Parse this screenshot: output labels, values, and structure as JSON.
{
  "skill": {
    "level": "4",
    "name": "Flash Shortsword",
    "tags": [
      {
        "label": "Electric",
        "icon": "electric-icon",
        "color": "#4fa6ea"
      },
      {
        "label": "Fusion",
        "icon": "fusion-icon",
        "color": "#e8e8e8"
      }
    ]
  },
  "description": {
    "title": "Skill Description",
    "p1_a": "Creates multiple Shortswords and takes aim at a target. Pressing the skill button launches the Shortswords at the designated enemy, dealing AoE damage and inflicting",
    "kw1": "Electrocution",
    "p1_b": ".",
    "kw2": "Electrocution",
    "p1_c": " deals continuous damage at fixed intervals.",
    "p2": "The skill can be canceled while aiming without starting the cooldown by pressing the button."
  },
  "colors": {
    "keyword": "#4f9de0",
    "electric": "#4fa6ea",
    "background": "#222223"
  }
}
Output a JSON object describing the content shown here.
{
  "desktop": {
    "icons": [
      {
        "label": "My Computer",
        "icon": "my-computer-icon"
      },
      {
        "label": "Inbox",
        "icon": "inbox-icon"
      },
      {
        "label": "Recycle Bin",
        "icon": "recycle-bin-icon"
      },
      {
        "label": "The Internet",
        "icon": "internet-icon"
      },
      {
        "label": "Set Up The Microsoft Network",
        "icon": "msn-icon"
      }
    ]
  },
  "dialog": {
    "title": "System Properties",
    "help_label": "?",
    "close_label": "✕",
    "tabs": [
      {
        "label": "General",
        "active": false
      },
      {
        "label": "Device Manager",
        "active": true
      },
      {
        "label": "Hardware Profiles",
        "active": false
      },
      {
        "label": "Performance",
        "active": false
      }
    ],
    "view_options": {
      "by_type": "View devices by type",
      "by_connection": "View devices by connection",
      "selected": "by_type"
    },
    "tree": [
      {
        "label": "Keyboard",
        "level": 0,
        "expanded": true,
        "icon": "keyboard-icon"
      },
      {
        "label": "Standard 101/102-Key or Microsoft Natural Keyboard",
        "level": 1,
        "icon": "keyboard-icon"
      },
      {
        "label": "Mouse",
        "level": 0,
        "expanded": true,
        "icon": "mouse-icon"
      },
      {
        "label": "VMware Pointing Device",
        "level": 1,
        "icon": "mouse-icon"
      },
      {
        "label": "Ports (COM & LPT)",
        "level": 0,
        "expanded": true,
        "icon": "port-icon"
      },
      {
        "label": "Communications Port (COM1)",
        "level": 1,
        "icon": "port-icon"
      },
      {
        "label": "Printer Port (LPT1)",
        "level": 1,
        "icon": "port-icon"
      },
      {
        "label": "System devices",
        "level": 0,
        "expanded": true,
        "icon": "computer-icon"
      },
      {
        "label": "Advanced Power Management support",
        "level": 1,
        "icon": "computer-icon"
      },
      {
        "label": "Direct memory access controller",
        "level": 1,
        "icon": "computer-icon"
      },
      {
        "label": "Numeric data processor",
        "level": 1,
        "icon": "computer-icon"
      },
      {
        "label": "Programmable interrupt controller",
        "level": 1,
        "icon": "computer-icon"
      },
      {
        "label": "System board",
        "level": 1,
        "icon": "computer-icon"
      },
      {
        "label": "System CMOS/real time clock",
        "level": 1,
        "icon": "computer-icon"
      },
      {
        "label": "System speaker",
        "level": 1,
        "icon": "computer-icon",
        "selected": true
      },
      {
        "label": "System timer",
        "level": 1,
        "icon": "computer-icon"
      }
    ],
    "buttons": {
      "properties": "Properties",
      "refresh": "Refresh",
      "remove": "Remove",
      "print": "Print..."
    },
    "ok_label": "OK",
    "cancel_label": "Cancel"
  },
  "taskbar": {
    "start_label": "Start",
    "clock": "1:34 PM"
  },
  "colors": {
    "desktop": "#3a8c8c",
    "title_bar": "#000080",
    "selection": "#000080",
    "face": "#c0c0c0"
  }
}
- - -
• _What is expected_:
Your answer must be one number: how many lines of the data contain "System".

• _Exercise output_:
6